In a keynote speech to attendees at American Trucking Associations’ Technology & Maintenance Council fall meeting here, Göran Nyberg, North American president of sales and marketing for Volvo Trucks, said truckers should follow the airlines’ lead in adopting a mindset of proactive maintenance.
“I would like Volvo Trucks to become the first airline in the trucking industry,” Nyberg said. “I’m not saying to put wings on the truck, but I think the mindset needs to change.”
“We need to change mindset and find the value of being proactive; making sure that we change components, making sure that we repair trucks before they break down,” Nyberg said.
He stressed technology as the answer to some of the industry’s future challenges that range from fuel efficiency to productivity.
Along those lines, Volvo’s connected-vehicle remote diagnostics system that sends major fault codes back to service providers from the roadway is showing great promise, Nyberg said.
So far, the company is logging average reduced diagnostic time by 70%, reduced repair time by 22% and maintained first-time right repair times to more than 90%, he said.
“We are capturing things that are about to happen before they happen,” Nyberg said. “So I think that proves that these technologies are here to stay and that they create value for providers.”

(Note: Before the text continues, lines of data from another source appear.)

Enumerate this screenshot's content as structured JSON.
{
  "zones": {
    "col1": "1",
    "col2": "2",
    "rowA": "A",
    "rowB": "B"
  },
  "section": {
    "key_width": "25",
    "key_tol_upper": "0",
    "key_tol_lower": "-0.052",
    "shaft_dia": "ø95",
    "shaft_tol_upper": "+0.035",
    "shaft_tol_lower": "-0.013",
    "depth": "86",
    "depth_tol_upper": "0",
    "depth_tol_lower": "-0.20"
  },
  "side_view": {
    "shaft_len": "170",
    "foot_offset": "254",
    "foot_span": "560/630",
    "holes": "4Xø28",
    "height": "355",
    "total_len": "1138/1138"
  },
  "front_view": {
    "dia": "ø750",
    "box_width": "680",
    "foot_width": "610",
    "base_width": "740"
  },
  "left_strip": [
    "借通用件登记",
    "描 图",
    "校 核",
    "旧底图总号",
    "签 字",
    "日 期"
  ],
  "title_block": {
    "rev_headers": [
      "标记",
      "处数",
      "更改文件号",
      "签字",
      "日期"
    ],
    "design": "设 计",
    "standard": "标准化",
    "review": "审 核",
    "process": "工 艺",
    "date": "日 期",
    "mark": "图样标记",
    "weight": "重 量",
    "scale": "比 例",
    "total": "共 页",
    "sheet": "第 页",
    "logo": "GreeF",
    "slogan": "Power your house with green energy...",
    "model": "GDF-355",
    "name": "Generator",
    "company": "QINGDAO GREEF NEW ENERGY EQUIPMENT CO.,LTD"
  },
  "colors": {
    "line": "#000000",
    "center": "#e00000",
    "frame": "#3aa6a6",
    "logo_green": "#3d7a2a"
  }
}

He added, “Connectivity is here to stay. Today, we have one-way communication; but tomorrow, we will have two-way communication.”
Nyberg said he also sees a future in such trucks as those with GPS systems that memorize roads and adjust engine performance to increase fuel efficiency, and systems that allow trucks to platoon to reduce fuel consumption.

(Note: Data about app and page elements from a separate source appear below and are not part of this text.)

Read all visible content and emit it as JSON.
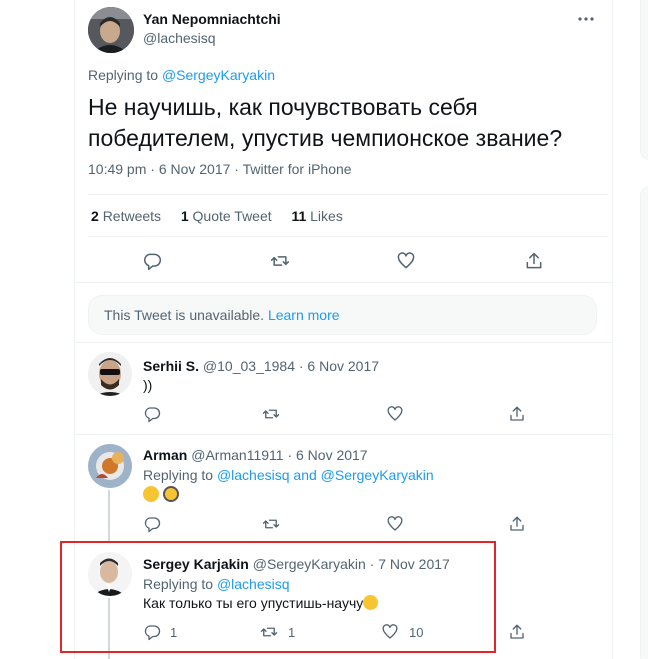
{
  "main_tweet": {
    "author_name": "Yan Nepomniachtchi",
    "author_handle": "@lachesisq",
    "replying_prefix": "Replying to ",
    "replying_to": "@SergeyKaryakin",
    "text": "Не научишь, как почувствовать себя победителем, упустив чемпионское звание?",
    "meta": "10:49 pm · 6 Nov 2017 · Twitter for iPhone",
    "stats": {
      "retweets_count": "2",
      "retweets_label": "Retweets",
      "quotes_count": "1",
      "quotes_label": "Quote Tweet",
      "likes_count": "11",
      "likes_label": "Likes"
    }
  },
  "unavailable": {
    "text": "This Tweet is unavailable.",
    "link": "Learn more"
  },
  "replies": [
    {
      "name": "Serhii S.",
      "handle_date": "@10_03_1984 · 6 Nov 2017",
      "text": "))"
    },
    {
      "name": "Arman",
      "handle_date": "@Arman11911 · 6 Nov 2017",
      "replying_prefix": "Replying to ",
      "replying_to": "@lachesisq and @SergeyKaryakin",
      "emoji": [
        "thinking-face",
        "face-with-monocle"
      ]
    },
    {
      "name": "Sergey Karjakin",
      "handle_date": "@SergeyKaryakin · 7 Nov 2017",
      "replying_prefix": "Replying to ",
      "replying_to": "@lachesisq",
      "text": "Как только ты его упустишь-научу",
      "emoji": [
        "disappointed-face"
      ],
      "reply_count": "1",
      "retweet_count": "1",
      "like_count": "10"
    }
  ],
  "colors": {
    "accent": "#1d9bf0",
    "secondary_text": "#536471",
    "highlight_border": "#e0262b"
  }
}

“Of course we can have longer vehicles with heavier loads, but is that really going to change in a big way our way of transporting goods?” Nyberg said. “We need more sophisticated solutions than that.”